**Task objective:** Looking at each line of the data below, tally those that contain the word "value" and give only the total.

==== Data supplied

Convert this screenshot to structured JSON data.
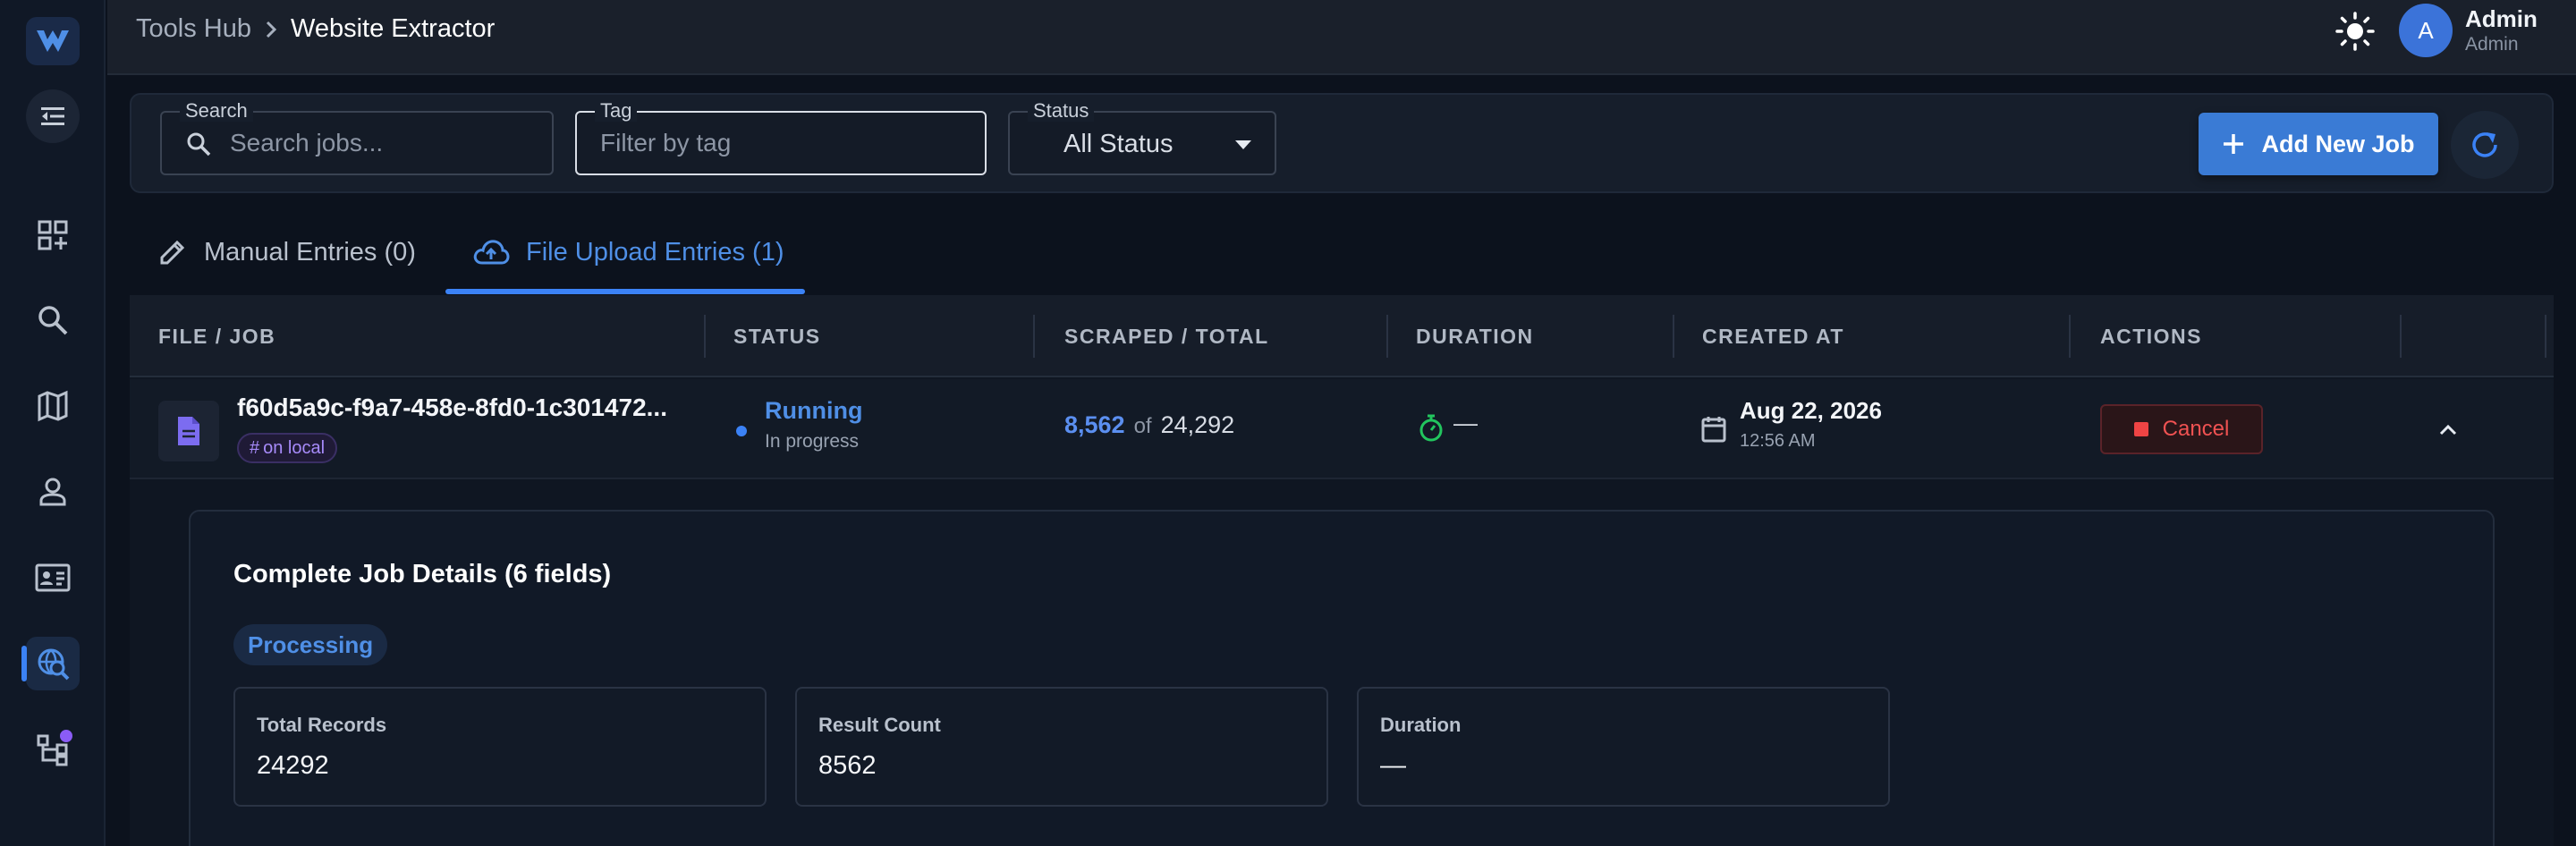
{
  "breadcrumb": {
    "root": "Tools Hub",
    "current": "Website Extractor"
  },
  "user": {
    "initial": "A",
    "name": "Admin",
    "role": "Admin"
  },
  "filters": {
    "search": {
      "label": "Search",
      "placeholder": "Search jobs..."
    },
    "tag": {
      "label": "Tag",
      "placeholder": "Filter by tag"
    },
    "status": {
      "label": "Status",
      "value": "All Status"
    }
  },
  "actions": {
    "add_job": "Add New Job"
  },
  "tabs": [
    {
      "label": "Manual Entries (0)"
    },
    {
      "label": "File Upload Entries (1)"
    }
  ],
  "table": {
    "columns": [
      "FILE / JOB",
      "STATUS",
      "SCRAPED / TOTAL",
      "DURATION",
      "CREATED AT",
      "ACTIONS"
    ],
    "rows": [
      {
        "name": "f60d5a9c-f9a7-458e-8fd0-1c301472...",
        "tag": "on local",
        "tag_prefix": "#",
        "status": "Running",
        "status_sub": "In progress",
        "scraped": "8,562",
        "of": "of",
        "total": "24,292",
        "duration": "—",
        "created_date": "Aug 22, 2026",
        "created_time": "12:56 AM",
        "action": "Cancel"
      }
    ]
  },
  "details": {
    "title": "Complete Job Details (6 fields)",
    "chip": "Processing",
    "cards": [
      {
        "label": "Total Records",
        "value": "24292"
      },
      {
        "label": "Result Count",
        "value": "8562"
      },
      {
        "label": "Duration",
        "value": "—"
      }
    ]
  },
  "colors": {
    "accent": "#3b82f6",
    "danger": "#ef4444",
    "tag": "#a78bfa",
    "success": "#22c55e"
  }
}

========
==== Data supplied

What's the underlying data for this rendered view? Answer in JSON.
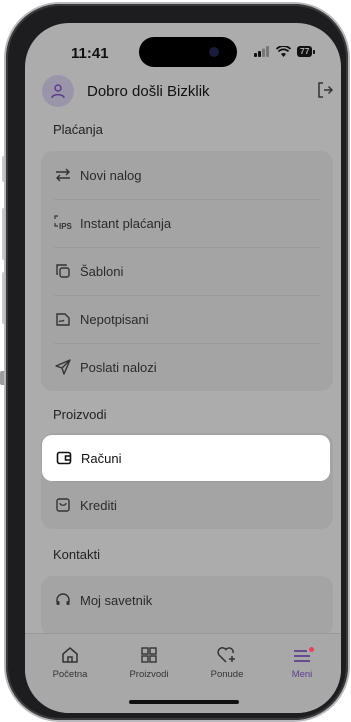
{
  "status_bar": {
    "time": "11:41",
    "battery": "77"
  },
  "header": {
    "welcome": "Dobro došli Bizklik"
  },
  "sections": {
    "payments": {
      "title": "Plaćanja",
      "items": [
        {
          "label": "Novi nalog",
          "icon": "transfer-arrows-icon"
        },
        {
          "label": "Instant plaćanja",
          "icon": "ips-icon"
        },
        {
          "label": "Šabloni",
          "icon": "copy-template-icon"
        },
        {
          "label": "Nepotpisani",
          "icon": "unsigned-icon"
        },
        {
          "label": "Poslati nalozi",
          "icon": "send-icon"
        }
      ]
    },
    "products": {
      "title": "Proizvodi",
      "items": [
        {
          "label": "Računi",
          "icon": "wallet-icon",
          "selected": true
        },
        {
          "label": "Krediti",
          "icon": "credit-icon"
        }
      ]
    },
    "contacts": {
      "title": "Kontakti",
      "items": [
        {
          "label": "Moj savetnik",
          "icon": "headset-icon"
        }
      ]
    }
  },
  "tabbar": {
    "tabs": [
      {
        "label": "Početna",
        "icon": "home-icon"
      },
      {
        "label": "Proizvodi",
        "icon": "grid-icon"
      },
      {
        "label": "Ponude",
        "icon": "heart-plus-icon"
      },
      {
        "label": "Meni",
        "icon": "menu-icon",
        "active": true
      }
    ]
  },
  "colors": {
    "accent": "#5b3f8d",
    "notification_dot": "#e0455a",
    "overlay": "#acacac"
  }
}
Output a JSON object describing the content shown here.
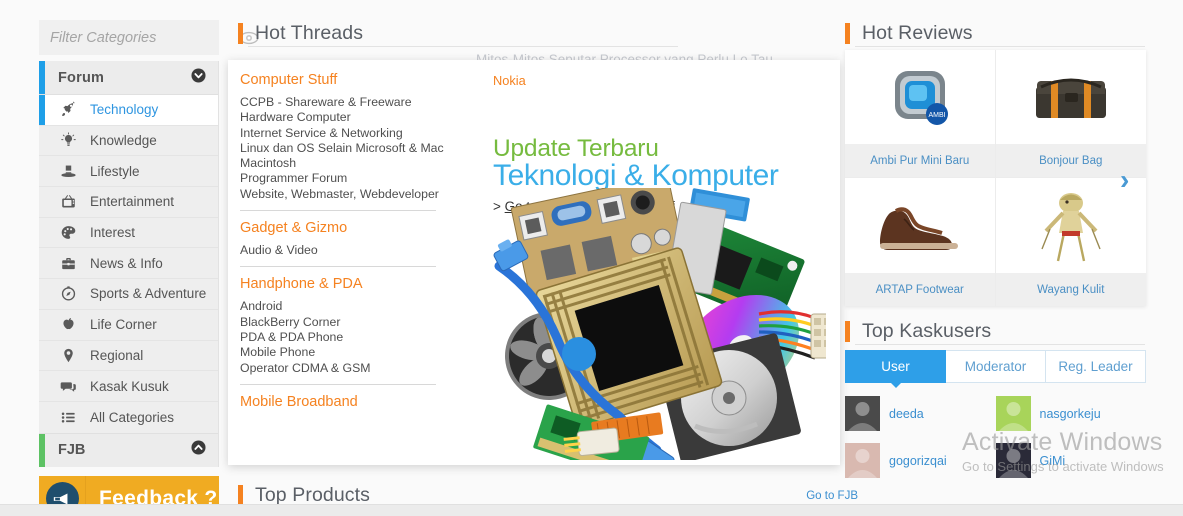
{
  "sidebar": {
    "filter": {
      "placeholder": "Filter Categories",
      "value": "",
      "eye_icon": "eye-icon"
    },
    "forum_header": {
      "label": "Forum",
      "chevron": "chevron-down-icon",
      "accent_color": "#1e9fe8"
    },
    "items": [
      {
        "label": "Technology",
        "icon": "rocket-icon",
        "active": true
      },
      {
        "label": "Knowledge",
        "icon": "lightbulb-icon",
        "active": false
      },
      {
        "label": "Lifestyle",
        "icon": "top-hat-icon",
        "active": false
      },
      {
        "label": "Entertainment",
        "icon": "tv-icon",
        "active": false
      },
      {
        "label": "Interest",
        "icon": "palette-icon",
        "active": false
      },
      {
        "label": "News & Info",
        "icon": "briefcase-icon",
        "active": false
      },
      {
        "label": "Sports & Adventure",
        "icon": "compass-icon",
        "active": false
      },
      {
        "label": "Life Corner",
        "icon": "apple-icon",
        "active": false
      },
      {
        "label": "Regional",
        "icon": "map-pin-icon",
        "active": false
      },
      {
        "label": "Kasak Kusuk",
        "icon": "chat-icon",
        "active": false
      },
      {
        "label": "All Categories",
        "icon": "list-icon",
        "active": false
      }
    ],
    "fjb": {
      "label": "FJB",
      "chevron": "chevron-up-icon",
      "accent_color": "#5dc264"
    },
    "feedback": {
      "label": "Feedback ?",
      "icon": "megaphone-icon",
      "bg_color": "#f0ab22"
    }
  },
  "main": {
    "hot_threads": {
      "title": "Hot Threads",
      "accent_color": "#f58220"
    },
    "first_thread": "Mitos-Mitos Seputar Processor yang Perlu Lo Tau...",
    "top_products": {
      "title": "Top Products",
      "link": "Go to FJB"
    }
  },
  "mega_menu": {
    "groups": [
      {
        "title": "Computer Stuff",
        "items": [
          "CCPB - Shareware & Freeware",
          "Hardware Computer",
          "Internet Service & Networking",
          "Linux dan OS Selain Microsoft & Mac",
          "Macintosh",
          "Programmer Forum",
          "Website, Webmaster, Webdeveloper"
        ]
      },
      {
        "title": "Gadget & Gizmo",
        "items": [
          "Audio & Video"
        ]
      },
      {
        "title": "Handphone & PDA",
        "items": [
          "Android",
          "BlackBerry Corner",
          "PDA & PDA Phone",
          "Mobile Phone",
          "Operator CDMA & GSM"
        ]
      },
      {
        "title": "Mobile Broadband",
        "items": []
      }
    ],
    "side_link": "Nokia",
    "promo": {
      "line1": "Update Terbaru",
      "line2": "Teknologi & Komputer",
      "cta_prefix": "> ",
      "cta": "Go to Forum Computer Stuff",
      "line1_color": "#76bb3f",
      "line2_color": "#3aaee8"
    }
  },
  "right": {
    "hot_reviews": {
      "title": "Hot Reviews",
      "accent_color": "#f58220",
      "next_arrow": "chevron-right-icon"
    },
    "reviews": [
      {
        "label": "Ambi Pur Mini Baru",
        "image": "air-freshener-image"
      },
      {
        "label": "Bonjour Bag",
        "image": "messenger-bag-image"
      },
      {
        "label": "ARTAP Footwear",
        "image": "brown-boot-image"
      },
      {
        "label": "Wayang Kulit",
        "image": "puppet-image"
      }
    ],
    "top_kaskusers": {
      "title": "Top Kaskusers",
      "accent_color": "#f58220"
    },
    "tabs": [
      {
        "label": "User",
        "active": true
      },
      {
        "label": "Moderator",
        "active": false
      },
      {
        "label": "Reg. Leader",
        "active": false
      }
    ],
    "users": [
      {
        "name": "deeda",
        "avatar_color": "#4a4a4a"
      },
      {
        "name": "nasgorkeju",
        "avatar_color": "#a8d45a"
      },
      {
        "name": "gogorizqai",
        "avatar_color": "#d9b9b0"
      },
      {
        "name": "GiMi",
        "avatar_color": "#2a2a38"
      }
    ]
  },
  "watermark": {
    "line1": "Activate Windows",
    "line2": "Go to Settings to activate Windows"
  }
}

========
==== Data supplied

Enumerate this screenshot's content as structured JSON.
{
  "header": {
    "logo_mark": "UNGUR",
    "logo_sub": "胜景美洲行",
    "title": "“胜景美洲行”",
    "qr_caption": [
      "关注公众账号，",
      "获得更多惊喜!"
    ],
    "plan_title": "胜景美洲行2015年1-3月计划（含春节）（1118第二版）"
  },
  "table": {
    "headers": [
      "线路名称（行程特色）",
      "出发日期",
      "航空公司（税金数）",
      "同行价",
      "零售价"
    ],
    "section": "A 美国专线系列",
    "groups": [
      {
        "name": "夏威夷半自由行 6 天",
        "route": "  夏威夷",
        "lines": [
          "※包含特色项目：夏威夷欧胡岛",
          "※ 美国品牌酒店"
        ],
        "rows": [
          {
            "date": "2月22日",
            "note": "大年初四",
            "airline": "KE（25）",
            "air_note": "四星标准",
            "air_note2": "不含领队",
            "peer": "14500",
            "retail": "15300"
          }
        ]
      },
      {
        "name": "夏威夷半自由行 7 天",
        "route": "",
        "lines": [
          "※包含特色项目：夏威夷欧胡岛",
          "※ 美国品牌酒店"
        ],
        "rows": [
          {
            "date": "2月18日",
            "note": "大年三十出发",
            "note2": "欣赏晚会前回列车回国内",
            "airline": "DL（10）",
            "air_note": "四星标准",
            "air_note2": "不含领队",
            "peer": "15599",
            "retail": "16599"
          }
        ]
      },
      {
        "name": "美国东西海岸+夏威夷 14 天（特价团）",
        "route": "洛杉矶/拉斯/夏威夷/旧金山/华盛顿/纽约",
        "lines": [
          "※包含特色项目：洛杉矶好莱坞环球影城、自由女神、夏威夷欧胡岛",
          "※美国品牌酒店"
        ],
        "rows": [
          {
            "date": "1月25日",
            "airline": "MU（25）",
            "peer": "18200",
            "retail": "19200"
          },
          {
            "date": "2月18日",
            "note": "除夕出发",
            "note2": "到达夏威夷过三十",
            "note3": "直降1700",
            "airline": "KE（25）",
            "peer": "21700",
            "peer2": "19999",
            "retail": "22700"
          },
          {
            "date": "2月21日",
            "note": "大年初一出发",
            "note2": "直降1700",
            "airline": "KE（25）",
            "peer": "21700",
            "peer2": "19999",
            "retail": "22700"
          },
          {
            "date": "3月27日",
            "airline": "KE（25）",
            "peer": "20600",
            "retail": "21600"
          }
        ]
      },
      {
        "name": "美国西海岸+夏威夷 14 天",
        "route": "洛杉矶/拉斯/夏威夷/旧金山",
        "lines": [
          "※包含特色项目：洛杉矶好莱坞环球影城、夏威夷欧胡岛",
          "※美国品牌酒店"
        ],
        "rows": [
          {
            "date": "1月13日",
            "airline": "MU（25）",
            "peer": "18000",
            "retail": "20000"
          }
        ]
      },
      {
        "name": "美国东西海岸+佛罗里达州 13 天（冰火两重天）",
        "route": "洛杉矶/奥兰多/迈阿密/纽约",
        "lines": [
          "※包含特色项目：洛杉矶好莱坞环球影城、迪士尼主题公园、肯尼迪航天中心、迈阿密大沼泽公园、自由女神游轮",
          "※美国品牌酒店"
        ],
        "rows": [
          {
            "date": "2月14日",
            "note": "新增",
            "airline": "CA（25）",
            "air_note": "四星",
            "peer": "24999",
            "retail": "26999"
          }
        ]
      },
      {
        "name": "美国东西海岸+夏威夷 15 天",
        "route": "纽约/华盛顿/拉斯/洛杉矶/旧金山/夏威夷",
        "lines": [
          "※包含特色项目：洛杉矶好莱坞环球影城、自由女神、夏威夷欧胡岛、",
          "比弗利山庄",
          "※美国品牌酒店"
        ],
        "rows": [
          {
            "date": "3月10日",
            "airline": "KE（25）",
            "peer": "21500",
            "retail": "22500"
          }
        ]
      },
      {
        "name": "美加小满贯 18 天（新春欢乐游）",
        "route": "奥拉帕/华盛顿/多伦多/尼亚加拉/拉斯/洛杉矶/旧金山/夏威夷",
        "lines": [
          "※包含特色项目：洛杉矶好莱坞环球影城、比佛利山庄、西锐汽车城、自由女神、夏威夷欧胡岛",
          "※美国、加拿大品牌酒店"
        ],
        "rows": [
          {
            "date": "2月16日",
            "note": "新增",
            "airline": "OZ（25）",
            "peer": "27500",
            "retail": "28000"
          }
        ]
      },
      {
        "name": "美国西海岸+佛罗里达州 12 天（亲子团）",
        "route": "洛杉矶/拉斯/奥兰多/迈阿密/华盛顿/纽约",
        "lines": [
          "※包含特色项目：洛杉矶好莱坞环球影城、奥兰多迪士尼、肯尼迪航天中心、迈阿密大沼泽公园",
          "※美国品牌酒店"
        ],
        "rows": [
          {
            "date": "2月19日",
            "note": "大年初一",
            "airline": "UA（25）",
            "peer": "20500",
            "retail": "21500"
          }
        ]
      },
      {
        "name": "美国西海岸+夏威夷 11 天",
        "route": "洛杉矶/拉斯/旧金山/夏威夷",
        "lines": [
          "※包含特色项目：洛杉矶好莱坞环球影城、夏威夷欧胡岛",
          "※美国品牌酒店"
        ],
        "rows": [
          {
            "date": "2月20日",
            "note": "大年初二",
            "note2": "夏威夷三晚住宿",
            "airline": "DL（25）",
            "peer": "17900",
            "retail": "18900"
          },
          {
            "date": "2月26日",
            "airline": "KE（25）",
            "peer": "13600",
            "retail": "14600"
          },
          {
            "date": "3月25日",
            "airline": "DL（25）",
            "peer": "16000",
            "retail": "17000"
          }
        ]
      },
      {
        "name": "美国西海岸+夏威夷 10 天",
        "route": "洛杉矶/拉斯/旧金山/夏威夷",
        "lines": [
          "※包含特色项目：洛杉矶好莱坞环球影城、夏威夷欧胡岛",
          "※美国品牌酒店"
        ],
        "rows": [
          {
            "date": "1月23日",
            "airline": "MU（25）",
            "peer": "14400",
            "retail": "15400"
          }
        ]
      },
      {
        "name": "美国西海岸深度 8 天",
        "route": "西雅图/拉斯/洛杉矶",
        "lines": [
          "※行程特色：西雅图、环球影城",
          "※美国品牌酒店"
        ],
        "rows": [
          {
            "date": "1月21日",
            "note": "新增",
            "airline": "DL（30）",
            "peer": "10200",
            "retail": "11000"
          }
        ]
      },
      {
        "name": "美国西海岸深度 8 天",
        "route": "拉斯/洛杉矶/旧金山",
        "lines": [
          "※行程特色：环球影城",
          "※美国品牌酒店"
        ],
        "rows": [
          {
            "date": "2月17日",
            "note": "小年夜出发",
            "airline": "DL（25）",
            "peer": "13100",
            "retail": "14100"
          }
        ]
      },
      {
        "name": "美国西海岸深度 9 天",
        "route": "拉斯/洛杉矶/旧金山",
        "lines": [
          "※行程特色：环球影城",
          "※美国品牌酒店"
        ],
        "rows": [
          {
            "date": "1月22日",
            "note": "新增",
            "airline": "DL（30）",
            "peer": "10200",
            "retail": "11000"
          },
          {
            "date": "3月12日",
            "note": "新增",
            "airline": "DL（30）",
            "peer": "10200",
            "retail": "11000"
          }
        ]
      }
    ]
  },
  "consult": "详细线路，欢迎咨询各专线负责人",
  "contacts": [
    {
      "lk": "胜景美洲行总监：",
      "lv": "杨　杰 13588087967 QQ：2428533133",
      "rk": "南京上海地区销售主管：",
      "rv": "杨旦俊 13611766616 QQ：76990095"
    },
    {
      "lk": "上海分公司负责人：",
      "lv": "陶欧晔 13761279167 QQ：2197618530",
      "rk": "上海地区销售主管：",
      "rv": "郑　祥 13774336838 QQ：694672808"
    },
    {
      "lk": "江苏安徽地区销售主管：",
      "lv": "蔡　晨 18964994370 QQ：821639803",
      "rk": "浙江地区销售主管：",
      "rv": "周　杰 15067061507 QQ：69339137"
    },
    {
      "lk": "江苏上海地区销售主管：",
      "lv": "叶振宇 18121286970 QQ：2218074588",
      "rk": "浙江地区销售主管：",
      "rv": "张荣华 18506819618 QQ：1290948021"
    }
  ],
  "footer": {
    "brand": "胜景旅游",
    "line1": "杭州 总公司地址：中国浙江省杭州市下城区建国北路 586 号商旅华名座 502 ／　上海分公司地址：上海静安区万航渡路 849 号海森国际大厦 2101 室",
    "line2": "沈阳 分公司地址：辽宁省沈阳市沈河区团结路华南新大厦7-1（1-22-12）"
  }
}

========

**Response to this exercise:** 5